A standout immigrant coming-of-age story.

Pub Date: Aug. 28, 2012

ISBN: 978-1-4516-6177-4

Page Count: 320

Publisher: Atria

Review Posted Online: June 12, 2012

Kirkus Reviews Issue: July 1, 2012

Did you like this book?

Buffs of the Old West will enjoy Clavin’s careful research and vivid writing.

TOMBSTONE

THE EARP BROTHERS, DOC HOLLIDAY, AND THE VENDETTA RIDE FROM HELL

Rootin’-tootin’ history of the dry-gulchers, horn-swogglers, and outright killers who populated the Wild West’s wildest city in the late 19th century.

The stories of Wyatt Earp and company, the shootout at the O.K. Corral, and Geronimo and the Apache Wars are all well known. Clavin, who has written books on Dodge City and Wild Bill Hickok, delivers a solid narrative that usefully links significant events—making allies of white enemies, for instance, in facing down the Apache threat, rustling from Mexico, and other ethnically charged circumstances. The author is a touch revisionist, in the modern fashion, in noting that the Earps and Clantons weren’t as bloodthirsty as popular culture has made them out to be. For example, Wyatt and Bat Masterson “took the ‘peace’ in peace officer literally and knew that the way to tame the notorious town was not to outkill the bad guys but to intimidate them, sometimes with the help of a gun barrel to the skull.” Indeed, while some of the Clantons and some of the Earps died violently, most—Wyatt, Bat, Doc Holliday—died of cancer and other ailments, if only a few of old age. Clavin complicates the story by reminding readers that the Earps weren’t really the law in Tombstone and sometimes fell on the other side of the line and that the ordinary citizens of Tombstone and other famed Western venues valued order and peace and weren’t particularly keen on gunfighters and their mischief.

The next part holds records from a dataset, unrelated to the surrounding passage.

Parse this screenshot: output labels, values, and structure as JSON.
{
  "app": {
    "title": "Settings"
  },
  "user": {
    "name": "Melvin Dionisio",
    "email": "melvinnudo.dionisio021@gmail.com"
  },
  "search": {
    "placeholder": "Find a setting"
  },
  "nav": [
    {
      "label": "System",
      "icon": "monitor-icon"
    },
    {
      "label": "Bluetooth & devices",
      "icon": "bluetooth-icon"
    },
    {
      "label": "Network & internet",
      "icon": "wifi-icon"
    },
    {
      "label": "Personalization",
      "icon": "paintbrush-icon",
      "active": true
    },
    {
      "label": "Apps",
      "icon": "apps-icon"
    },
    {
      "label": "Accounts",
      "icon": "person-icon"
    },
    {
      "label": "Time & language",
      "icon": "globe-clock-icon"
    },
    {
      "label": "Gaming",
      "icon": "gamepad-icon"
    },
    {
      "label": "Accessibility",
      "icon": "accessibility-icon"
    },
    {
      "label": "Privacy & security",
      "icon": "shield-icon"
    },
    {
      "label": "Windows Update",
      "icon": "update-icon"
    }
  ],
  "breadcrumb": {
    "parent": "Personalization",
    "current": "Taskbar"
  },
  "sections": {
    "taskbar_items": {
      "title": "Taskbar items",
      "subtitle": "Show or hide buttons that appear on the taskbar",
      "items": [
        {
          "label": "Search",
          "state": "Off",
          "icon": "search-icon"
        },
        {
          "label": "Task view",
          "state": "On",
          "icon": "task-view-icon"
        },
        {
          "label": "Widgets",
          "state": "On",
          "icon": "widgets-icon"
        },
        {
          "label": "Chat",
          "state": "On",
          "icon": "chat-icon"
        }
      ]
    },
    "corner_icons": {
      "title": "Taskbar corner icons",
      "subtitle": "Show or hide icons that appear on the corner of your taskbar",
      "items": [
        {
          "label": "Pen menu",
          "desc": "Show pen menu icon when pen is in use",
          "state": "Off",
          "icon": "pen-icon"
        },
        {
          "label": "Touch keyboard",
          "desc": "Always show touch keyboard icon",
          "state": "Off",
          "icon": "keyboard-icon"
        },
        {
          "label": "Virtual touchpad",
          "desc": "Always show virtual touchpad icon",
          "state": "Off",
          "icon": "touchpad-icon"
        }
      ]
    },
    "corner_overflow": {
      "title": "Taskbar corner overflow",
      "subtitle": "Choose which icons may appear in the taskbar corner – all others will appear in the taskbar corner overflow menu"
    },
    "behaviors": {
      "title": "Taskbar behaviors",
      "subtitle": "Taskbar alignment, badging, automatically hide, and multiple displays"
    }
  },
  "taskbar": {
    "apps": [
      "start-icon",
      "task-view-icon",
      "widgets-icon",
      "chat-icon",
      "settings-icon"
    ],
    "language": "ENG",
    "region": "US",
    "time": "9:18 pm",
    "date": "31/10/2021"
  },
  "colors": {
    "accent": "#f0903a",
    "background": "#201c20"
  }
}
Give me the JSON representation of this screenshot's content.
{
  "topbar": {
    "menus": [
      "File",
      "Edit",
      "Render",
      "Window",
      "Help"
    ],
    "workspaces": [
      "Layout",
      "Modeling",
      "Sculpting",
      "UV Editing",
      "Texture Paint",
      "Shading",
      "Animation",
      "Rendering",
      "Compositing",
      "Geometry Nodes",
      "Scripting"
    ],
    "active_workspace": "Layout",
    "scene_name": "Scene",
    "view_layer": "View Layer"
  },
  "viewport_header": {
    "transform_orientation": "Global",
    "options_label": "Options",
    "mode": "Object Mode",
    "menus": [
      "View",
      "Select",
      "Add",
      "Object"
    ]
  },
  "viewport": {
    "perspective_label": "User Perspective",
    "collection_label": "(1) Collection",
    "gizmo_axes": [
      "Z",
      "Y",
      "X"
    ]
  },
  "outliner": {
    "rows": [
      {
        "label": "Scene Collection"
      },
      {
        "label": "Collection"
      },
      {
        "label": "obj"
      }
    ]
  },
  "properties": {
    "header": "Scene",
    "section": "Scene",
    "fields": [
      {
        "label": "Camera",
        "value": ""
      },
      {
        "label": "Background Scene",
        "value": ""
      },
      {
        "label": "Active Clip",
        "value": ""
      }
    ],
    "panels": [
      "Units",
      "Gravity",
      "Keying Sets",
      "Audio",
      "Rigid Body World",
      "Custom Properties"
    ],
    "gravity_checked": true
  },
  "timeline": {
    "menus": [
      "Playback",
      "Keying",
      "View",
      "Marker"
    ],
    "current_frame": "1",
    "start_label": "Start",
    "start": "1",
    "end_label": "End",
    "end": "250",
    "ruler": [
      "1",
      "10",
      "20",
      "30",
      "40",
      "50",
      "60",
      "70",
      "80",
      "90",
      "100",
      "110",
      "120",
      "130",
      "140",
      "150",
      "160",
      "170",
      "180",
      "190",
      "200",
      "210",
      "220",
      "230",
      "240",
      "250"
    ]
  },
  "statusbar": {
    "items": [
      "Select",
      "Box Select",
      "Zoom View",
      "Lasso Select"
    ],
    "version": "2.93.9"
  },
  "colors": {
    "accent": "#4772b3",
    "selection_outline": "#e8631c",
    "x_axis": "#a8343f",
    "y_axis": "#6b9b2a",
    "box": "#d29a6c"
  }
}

Still, updating the old notion that the Earp myth is the American Iliad, the author is at his best when he delineates those fraught spasms of violence. “It is never a good sign for law-abiding citizens,” he writes at one high point, “to see Johnny Ringo rush into town, both him and his horse all in a lather.” Indeed not, even if Ringo wound up killing himself and law-abiding Tombstone faded into obscurity when the silver played out.

Buffs of the Old West will enjoy Clavin’s careful research and vivid writing.

Pub Date: April 21, 2020

ISBN: 978-1-250-21458-4

Page Count: 400

Publisher: St. Martin's

Review Posted Online: Jan. 20, 2020

Kirkus Reviews Issue: Feb. 15, 2020

Did you like this book?

No Comments Yet
more